Honey Stinger Waffles – 2
Honey Stinger Protein Bars – 1
Kind Protein Bar – half eaten
Breakfast (pre-run) – about 700 calories of granola/nonfat milk/maltodextrin/banana chips
What I carried amounted to over 4400 calories. I didn’t use it all, mainly I used much less maltodextrin than I had planned. In the end my total caloric intake (excluding dinner) was about 3400 calories. This worked out fine given the slow pace. I manged my GI stress by taking a tums or Lactaid as needed (I’m lactose intolerant, protein bars irritate me sometimes). This was a much better approach than my run at JTree the previous year where I had nothing to drink besides maltodextrin, not enough light snacks, no tums, no Lactaid, and ended up with major GI stress. I was actually hungry and wanted to eat, except near the very end. My pack was weighing in close to 10 lbs between the food, gear, and water. Not a light load for a long run.
The Zion Traverse covers some seriously beautiful terrain. For those who can run it, I’d say do it! For those who can hike it and take advantage of the backcountry camps out there, you should do it! Whatever allows you to experience it. As for me, I would definitely like to return.
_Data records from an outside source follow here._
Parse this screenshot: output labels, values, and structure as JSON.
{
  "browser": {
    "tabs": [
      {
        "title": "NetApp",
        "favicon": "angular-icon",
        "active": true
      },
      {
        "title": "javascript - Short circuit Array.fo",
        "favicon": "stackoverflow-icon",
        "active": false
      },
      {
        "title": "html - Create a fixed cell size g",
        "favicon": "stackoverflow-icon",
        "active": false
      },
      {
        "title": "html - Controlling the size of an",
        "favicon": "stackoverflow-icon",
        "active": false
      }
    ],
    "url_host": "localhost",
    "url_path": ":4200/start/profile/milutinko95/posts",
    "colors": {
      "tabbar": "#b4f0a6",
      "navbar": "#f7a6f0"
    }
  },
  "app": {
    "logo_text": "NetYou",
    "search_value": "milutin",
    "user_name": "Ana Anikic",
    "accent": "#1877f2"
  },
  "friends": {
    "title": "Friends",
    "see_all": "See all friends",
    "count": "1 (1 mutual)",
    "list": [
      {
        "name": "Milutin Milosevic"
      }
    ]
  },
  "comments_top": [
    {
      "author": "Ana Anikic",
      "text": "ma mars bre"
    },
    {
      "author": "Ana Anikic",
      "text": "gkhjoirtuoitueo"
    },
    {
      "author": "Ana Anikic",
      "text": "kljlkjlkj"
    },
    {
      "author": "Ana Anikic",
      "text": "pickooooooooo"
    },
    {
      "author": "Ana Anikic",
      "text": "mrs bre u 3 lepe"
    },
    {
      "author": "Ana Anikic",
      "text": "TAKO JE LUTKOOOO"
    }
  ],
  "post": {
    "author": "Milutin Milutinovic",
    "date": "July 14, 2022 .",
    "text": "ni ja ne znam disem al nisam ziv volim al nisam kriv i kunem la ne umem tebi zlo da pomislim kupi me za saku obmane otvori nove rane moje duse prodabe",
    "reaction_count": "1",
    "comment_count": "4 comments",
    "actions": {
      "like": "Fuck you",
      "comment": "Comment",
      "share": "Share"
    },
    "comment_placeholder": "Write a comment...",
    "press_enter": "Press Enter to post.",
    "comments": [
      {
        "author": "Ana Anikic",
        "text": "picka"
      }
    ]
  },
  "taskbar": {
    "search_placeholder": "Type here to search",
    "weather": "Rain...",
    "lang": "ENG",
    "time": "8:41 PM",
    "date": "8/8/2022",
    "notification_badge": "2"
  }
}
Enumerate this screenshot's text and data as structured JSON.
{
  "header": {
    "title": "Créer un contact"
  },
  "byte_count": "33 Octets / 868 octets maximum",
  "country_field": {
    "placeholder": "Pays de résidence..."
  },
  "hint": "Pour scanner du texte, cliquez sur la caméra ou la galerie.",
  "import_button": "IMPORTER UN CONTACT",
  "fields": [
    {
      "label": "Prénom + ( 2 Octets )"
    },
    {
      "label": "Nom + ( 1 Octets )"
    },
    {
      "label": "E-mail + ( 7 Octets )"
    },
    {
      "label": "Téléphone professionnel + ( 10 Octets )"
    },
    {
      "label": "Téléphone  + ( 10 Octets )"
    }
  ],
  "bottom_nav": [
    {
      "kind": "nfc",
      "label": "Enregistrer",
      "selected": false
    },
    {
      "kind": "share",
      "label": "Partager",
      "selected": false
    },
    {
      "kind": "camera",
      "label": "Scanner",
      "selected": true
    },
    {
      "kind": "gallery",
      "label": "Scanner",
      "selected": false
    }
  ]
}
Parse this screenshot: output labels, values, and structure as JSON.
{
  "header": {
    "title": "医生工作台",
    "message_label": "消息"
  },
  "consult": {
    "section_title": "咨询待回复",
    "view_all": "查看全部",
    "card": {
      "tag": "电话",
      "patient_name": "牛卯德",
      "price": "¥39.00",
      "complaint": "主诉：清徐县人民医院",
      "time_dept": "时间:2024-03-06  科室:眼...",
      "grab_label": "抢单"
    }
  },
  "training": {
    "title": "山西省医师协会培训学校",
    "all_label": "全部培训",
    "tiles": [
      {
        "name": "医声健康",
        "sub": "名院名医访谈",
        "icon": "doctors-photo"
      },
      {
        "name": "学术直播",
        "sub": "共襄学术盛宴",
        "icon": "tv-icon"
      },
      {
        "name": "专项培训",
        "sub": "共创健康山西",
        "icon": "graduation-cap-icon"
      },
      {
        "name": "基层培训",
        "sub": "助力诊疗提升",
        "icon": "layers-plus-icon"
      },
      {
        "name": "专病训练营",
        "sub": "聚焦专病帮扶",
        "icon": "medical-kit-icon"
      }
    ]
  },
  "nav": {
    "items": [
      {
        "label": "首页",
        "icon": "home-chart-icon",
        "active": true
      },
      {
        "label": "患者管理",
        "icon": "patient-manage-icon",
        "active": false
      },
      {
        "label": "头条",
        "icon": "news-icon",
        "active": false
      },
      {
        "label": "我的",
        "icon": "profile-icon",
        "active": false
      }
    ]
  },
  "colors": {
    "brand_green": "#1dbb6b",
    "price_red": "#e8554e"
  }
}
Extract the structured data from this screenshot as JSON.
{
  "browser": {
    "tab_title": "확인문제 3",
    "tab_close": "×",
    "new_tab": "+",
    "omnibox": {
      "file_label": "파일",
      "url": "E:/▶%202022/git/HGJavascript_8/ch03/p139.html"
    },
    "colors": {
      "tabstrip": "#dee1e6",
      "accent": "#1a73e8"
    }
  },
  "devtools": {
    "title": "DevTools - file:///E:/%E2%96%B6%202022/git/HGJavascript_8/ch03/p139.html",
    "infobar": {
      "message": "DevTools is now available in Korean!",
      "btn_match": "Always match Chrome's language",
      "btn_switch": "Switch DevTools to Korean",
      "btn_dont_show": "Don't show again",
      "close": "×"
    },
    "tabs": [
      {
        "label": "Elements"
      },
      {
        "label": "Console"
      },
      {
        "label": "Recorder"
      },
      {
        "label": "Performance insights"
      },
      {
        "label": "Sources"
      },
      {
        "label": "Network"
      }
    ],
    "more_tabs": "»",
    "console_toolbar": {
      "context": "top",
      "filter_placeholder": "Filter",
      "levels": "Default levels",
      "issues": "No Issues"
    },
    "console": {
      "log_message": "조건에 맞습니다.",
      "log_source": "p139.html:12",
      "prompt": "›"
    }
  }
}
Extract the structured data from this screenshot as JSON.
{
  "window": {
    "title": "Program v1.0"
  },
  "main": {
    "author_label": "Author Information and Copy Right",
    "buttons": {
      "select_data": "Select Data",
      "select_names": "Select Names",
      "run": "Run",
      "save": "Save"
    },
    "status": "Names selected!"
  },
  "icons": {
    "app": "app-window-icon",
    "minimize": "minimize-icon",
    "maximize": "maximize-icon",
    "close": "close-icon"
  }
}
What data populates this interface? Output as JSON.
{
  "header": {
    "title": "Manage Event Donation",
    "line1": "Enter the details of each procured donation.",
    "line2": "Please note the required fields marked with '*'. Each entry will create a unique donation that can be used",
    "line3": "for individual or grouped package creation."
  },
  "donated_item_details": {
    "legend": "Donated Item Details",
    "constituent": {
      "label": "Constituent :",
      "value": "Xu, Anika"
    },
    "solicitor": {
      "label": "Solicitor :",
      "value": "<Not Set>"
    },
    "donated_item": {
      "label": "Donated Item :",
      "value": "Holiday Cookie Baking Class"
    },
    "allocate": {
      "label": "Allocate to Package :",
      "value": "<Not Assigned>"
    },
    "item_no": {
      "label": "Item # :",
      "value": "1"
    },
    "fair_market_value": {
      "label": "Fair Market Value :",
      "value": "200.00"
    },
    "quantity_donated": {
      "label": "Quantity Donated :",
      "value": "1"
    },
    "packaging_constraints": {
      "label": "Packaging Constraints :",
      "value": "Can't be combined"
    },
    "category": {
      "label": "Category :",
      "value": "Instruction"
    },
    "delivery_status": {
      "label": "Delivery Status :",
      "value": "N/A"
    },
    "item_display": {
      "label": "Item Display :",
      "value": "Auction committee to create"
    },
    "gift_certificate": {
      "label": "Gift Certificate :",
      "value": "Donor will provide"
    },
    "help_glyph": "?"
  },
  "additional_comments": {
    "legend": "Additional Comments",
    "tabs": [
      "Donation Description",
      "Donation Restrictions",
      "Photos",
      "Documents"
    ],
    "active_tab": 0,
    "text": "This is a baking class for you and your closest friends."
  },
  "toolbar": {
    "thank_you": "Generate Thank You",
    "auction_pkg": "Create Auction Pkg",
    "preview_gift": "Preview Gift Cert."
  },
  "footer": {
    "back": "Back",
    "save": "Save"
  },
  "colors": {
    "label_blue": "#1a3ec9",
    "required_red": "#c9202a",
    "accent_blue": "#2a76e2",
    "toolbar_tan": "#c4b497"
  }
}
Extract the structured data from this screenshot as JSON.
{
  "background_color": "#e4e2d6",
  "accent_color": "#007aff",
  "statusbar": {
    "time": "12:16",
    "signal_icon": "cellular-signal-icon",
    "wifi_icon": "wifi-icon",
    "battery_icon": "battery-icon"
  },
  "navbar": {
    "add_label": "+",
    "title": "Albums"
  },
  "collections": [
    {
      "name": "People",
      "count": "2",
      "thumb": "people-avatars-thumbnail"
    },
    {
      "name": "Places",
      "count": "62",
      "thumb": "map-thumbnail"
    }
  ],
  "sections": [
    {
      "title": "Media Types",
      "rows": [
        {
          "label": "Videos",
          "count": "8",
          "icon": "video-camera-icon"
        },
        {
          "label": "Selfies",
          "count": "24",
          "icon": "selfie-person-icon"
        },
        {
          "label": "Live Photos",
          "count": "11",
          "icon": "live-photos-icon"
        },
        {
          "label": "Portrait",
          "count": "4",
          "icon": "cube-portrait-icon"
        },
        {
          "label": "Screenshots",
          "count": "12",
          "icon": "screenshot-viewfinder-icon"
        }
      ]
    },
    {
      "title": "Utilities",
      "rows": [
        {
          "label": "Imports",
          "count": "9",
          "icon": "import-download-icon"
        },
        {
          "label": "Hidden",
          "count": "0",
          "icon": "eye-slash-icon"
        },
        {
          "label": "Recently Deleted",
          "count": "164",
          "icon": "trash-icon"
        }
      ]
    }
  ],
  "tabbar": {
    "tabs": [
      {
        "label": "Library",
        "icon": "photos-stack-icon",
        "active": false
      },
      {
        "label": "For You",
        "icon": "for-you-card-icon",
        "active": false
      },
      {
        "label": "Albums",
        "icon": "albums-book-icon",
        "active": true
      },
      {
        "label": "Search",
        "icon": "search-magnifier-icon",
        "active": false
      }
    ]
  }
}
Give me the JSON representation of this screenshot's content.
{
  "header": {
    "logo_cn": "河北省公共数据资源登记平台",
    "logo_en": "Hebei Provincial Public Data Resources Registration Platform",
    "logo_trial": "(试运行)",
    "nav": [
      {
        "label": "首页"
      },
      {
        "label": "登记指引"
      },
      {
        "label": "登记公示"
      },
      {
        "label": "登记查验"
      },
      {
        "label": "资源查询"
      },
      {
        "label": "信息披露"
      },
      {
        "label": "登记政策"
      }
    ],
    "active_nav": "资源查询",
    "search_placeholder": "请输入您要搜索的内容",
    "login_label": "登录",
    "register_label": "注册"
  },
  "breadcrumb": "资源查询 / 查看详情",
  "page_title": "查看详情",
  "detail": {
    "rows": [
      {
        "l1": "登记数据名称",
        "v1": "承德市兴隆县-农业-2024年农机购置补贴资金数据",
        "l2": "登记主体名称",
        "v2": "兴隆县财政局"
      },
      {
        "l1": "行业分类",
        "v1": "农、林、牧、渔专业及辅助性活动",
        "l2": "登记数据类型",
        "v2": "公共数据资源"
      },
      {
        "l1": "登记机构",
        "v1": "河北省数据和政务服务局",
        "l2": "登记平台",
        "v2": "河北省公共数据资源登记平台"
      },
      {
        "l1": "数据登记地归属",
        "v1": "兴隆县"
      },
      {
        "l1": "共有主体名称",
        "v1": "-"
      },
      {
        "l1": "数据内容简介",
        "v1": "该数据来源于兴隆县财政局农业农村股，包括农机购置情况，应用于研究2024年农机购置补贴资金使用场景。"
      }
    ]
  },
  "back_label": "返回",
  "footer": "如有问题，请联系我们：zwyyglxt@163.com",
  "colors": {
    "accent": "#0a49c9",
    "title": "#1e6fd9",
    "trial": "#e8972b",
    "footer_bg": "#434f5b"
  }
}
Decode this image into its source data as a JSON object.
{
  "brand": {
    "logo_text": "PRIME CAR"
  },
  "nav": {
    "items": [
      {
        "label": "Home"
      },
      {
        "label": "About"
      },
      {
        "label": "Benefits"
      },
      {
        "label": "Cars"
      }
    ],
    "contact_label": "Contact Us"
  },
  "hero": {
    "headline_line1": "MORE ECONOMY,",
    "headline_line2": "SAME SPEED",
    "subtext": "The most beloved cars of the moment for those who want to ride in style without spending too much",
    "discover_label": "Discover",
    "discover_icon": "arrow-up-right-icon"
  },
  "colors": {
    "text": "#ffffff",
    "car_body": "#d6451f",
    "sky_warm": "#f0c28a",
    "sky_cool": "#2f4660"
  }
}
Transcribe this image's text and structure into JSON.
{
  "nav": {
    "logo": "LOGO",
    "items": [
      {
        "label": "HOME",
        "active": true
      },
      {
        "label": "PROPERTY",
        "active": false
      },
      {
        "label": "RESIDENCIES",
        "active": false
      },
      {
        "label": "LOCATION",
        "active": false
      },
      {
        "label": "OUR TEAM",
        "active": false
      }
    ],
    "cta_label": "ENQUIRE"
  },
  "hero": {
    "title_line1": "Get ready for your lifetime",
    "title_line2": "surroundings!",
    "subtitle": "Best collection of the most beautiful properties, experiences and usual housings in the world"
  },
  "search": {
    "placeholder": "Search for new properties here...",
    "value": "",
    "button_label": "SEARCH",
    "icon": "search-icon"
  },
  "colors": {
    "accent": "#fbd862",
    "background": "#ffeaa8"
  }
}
Not that the finish time mattered, but with a better strategy and a harder push I know I can shave a couple hours off what I did (barring another injury) and I’d be hard pressed to find a better route to revisit. Zion on my mind… [hili]